Choosing your Tibet guide Though you can’t travel in Tibet without a guide, if you’re just staying in Lhasa, they’ll only be with you four to six hours per day while you visit the main attractions. However, with the number of tourists flocking to Lhasa growing rapidly, reports of poor guide services are also on the rise, so remember: once you head out of Lhasa, you’ll be stuck with them for a great deal longer. Be sure to raise any issues to ensure you have a guide you are happy with before departure. Booking hotels in Tibet Having a tour and a guide booked does not mean you need to have all your accommodation pre-arranged. You’ll get the best deals on hotels in Lhasa by booking yourself, though the summer months get busy, so book early. Outside of Lhasa there’s no need to book; although there are fewer hotels, there are also fewer tourists and unoccupied rooms can always be found. Finding a travel agents for Tibet For the best prices use a China-based travel agent to book your tour—price decreases the closer you get to Lhasa you get so cities like Chengdu and Xining offer good choices.
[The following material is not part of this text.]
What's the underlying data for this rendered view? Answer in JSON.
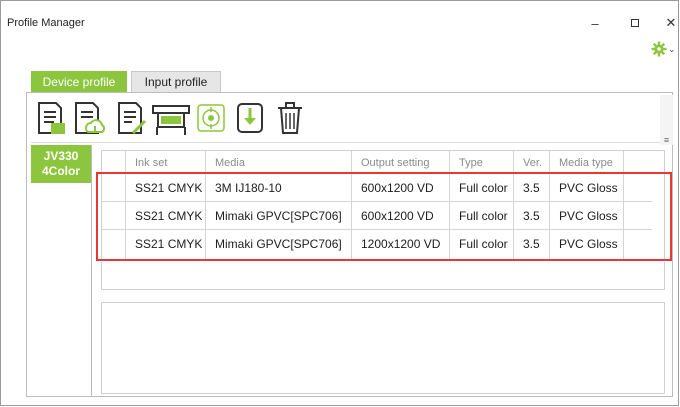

Before arrival in China If you are applying for a China visa in a Chinese embassy in another country, don’t mention plans to visit Tibet. This could complicate and delay your application. Apply first for the regular China visa and and then the Tibet Travel permit after. Travel to Tibet from Nepal, Bhutan and India All of the above information relates to entering Tibet from mainland China. If you are traveling to Tibet from Nepal you’ll be faced with a different, more complicated and more expensive set of regulations. Only group China visa and Tibet Travel permits are available (again through travel agents only). This group permit and visa will override any existing China visa you have in your passport. It is a separate piece of paper and you must enter and exit with the same group, or you will face serious problems. There are currently no open border crossings into Tibet from India or Bhutan. And if all this seems like too much hassle or you are simply short of time and money, then a visit to Qinghai, western Gansu or the western reaches of Sichuan could be the way to go to experience Tibetan culture. Once part of the Tibetan region of Amdo, there are still a wealth of temples, monasteries, markets and museums to be enjoyed in an area that is geographically, physically and culturally (though not politically) largely Tibetan. For more detailed information on destinations and attractions in Tibet, check out our Tibet destination guide. You can also pay a visit to our China Travel Forum for useful tips and hints about travel there ,and if you’re looking for fellow travelers to make up a tour, start up your own forum thread. There are also plenty more photos, in-depth travel reports and blogger comment to read about Tibet on the China Travel Blog, and our sponsors Ctrip will soon be offering travel packages to Tibet (making it even easier to set up your Tibet trip), so watch this space!

Leave a Reply